The paper you link to identifies 4 Ce atoms and 8 O atoms per unit cell, which has the correct stoichiometry and seems a reasonable density for CeO2, so what is going wrong? The issue is that you have the fully symmetry-reduced coordinates in the CIF file, and Vesta has not applied the symmetry operations to generate all the atomic sites.

The CIF file places them at the Wyckoff sites, but to convert this into all the symmetry-equivalent sites you need to apply the symmetry operations. If you look in Table 1 of the paper to which you link, Ce is at site 4a and O is at site 8c, i.e the unit cell has 4 Ce atoms and 8 O atoms (12 atoms in total). Perhaps Vesta hasn't detected the correct symmetry? The symmetry you want in this case is Fm-3m (this is also in the paper you link, Table 1; it's space group 225).
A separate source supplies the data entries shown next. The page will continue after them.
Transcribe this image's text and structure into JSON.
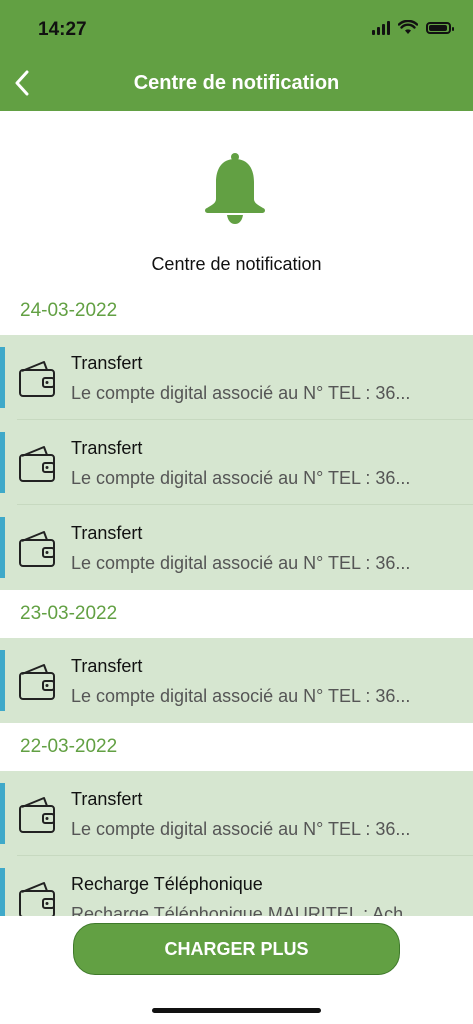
{
  "status_bar": {
    "time": "14:27"
  },
  "header": {
    "title": "Centre de notification"
  },
  "hero": {
    "title": "Centre de notification"
  },
  "groups": [
    {
      "date": "24-03-2022",
      "items": [
        {
          "title": "Transfert",
          "body": "Le compte digital associé au N° TEL : 36..."
        },
        {
          "title": "Transfert",
          "body": "Le compte digital associé au N° TEL : 36..."
        },
        {
          "title": "Transfert",
          "body": "Le compte digital associé au N° TEL : 36..."
        }
      ]
    },
    {
      "date": "23-03-2022",
      "items": [
        {
          "title": "Transfert",
          "body": "Le compte digital associé au N° TEL : 36..."
        }
      ]
    },
    {
      "date": "22-03-2022",
      "items": [
        {
          "title": "Transfert",
          "body": "Le compte digital associé au N° TEL : 36..."
        },
        {
          "title": "Recharge Téléphonique",
          "body": "Recharge Téléphonique MAURITEL : Ach..."
        }
      ]
    }
  ],
  "actions": {
    "load_more_label": "CHARGER PLUS"
  },
  "colors": {
    "primary": "#62a043",
    "item_background": "#d6e6d0",
    "accent_bar": "#3fa9c9"
  }
}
As a quick test, I created your cell by hand in Vesta. I made a new unit cell, space group 225 (Fm-3m) with 5.407 Angstrom lattice constant. Then I added Ce at (0,0,0) and O at (1/4,1/4,1/4) and it correctly populated all the symmetry-equivalent sites, giving me 4 Ce and 8 O in total: CeO2 cell, generated by Vesta

When you construct the supercell, however, this should not be a supercell of this conventional cubic cell; the conventional cell has 12 atoms, so the supercell of that would give you $12\times 4\times 4\times 4 = 768$ atoms! You first want to reduce it to the primitive cell, which only has 3 atoms, and then do a supercell of that.
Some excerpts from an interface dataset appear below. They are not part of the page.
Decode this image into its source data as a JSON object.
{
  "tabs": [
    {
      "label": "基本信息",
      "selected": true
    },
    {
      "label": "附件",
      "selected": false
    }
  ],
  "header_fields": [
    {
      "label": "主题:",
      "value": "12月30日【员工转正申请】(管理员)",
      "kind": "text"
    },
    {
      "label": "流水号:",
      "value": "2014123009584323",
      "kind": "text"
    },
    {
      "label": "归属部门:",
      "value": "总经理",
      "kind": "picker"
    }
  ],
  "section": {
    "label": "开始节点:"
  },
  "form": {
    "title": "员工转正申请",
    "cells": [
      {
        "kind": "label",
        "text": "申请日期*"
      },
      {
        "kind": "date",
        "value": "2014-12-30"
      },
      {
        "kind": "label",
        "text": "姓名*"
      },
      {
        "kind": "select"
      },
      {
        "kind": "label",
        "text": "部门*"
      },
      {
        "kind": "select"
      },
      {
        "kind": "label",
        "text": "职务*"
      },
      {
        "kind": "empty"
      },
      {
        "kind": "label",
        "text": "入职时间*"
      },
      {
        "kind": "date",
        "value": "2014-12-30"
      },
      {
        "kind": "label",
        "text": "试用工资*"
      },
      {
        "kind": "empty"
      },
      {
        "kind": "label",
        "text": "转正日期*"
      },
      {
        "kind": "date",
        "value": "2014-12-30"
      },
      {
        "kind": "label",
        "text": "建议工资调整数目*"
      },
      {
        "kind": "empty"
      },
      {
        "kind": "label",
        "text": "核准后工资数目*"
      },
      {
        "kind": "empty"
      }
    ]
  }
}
Vesta lets you convert to the Niggli cell when you export the data. For example, since you added the VASP tag to your question you might want the data in that format; simply choose "File", "Export Data" pick a filename and then when you save it a dialogue box will open with the option to convert to the Niggli reduced cell. Choose this, and it will save the primitive cell for you:
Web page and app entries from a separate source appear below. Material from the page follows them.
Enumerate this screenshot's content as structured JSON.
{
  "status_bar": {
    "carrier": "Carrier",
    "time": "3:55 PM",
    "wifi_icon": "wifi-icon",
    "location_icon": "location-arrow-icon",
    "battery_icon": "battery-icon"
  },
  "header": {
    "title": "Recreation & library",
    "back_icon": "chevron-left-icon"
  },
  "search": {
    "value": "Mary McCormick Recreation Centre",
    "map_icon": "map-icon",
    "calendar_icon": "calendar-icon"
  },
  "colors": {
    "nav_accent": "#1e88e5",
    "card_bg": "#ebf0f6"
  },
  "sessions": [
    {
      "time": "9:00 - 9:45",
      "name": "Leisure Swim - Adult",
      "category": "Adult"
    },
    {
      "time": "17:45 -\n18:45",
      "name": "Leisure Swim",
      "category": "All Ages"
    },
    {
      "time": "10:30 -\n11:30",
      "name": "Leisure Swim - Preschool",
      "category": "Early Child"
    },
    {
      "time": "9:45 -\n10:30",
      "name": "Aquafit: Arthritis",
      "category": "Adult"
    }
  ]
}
enter image description here

For the supercell, you can simply read this back in and then create the $4\times 4\times 4$ supercell.

$\endgroup$
2
  • $\begingroup$ Thank you so much for your detailed explanation and time. I have a question regarding the exporting data. In the dialogue box I have seen " Convert to primitive cell" "convert to the niggli reduced cell" . You suggested to select later on. However, can you explain me what the difference between these? I have checked the fractional coordinates both ways and have found small differences. Which one should I use? Thanks again! $\endgroup$ Commented May 15 at 14:57
  • $\begingroup$ @Md.JahidHasanSagor a primitive cell is defined as the minimum volume cell, but in fact there are many different possible primitive cells with the same volume. Niggli defined a "reduced cell" in a way which is unique, so it gives one particular primitive cell. See, for example, nvlpubs.nist.gov/nistpubs/sp958-lide/188-190.pdf $\endgroup$ Commented May 15 at 21:30

You must log in to answer this question.

Not the answer you're looking for? Browse other questions tagged .